Adderall is a Schedule II controlled substance. It is a stimulant drug frequently prescribed to treat narcolepsy, a sleep disorder, and attention-deficit hyperactivity disorder.
Abuse of Adderall is common among high school and college students. It has the reputation of enhancing academic performance and aiding weight loss. Adderall does not work in these regards, but misuse can get young people in trouble in several different ways.
1. Sharing Adderall
According to the Hazelden Betty Ford Foundation, approximately 9% of children ages 9 to 17 experience disabling symptoms of ADHD. Most young people probably have friends who take Adderall and may pressure them to share. This could get both parties in trouble. The one without a prescription could face possession charges while the one who provided the drug could face charges of distribution or trafficking.

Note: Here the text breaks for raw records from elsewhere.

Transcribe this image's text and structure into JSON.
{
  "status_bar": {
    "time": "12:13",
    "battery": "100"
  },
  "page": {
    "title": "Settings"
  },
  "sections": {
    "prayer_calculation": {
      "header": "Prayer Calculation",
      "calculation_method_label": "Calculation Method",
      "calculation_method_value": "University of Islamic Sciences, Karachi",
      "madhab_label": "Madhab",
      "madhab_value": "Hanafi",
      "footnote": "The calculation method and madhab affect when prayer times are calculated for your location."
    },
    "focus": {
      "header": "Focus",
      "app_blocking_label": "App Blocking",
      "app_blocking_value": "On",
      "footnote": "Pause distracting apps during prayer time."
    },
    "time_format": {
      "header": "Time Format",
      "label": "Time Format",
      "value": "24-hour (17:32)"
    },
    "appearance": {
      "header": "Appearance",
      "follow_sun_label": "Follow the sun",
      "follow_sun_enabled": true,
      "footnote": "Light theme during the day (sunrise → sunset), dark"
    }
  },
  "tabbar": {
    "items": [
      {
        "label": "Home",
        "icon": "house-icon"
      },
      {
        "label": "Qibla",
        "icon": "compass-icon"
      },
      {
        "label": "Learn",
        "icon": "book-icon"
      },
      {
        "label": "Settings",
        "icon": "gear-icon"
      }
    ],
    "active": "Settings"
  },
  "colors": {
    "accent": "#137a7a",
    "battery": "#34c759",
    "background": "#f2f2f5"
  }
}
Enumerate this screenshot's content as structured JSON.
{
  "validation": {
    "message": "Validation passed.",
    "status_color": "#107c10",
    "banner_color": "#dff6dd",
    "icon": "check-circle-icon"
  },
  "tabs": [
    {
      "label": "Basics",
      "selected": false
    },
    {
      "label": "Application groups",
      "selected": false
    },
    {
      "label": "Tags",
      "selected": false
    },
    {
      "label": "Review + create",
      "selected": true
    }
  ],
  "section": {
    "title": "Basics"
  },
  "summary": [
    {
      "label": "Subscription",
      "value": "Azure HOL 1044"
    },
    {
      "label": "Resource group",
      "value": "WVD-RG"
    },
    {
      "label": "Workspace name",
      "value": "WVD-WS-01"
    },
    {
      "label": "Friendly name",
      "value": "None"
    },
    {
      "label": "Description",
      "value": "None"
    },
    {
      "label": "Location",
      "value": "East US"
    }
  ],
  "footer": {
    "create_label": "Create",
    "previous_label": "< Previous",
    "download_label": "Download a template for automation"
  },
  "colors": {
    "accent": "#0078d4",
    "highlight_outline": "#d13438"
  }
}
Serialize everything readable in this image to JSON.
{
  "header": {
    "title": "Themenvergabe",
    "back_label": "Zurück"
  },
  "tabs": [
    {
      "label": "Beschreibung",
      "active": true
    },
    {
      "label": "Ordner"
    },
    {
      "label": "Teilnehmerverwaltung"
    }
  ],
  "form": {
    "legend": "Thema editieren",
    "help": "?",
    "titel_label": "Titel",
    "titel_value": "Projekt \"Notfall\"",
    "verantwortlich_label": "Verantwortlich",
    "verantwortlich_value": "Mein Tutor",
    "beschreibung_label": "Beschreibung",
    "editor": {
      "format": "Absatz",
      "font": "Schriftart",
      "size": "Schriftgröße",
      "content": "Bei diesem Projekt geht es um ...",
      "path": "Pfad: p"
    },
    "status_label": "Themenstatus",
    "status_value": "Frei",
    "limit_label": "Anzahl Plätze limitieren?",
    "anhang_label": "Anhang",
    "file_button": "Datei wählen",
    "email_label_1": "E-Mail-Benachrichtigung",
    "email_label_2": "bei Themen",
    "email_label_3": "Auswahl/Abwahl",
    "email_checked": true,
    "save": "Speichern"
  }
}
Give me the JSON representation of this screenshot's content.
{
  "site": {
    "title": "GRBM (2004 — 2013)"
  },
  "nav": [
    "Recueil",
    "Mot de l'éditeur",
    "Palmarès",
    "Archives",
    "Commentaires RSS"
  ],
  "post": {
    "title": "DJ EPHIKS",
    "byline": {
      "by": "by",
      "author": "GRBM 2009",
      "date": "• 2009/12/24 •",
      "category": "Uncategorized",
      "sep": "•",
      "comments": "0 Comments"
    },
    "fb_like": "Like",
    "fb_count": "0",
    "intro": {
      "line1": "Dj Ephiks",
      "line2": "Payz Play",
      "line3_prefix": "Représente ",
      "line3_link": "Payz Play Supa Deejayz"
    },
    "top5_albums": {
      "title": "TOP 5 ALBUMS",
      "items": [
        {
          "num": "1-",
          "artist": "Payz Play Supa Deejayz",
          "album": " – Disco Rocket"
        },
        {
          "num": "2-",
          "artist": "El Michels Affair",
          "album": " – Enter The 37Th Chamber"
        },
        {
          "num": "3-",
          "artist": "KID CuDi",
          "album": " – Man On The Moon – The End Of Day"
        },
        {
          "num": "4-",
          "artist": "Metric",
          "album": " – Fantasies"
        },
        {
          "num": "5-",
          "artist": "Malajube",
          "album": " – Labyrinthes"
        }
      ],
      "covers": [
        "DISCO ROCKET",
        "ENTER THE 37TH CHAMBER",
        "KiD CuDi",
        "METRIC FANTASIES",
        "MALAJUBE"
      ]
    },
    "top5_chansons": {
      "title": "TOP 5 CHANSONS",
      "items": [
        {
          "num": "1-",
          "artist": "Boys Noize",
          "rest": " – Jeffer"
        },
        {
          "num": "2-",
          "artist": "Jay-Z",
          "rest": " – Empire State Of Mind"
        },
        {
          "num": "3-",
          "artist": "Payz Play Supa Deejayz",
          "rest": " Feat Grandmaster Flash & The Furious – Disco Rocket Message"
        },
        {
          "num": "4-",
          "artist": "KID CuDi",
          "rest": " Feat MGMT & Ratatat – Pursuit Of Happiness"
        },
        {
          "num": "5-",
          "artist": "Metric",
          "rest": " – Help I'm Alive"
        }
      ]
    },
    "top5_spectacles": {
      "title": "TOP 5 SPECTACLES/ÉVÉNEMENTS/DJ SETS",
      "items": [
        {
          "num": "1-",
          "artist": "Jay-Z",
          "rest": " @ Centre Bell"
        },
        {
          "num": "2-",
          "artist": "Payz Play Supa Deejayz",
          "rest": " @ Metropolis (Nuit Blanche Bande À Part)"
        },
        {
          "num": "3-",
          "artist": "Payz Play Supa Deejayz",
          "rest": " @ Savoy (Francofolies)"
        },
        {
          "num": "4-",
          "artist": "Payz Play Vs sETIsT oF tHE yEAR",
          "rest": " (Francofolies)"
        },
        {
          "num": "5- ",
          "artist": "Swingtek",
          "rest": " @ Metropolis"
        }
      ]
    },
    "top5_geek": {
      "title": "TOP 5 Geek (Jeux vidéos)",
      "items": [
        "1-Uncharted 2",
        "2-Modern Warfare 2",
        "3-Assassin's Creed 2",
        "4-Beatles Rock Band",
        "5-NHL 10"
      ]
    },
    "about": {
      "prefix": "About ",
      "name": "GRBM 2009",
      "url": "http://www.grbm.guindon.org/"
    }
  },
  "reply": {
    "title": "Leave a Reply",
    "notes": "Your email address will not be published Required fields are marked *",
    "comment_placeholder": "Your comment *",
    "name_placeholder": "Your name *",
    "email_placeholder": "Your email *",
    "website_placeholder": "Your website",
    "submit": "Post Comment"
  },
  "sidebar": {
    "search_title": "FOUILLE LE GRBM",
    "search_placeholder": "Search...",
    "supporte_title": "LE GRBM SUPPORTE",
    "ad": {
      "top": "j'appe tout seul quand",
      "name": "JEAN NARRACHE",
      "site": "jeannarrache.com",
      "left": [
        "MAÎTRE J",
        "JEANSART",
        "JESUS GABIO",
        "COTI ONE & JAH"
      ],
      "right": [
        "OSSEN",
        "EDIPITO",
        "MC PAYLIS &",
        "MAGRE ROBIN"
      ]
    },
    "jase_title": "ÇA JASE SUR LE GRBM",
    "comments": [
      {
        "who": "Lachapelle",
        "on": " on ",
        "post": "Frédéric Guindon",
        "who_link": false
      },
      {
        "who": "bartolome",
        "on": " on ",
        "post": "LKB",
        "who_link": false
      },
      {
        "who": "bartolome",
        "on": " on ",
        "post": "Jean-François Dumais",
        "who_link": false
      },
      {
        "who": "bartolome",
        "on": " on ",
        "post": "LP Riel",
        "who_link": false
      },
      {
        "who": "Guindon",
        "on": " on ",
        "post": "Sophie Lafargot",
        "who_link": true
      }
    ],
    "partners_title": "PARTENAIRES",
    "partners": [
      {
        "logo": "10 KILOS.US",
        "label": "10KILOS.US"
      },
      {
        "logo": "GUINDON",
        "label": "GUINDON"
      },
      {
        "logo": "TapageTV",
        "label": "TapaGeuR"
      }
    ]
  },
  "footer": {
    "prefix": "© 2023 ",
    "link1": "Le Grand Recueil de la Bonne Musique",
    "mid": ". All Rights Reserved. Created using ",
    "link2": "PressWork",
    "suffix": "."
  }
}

2. Stealing Adderall
A young person wishing to misuse Adderall may find a way to divert it without the knowledge of the individual with the prescription, by stealing the medication from the individual’s home or dorm room. Both the possession and theft of the drug can have legal consequences.
It is rare to overdose on Adderall, but it is possible. An overdose can produce symptoms of a high fever, stomach pain and vomiting, headache and rapid breathing. Overdosing on Adderall can induce a heart attack and may prove fatal.
When taken recreationally, Adderall can change the brain’s chemistry to develop a tolerance for the drug. This means that a person has to take larger doses to achieve the same effects. Addiction can lead to problems at home, work or school as well as chronic health problems.
Treatment is available for young people who have become addicted to Adderall.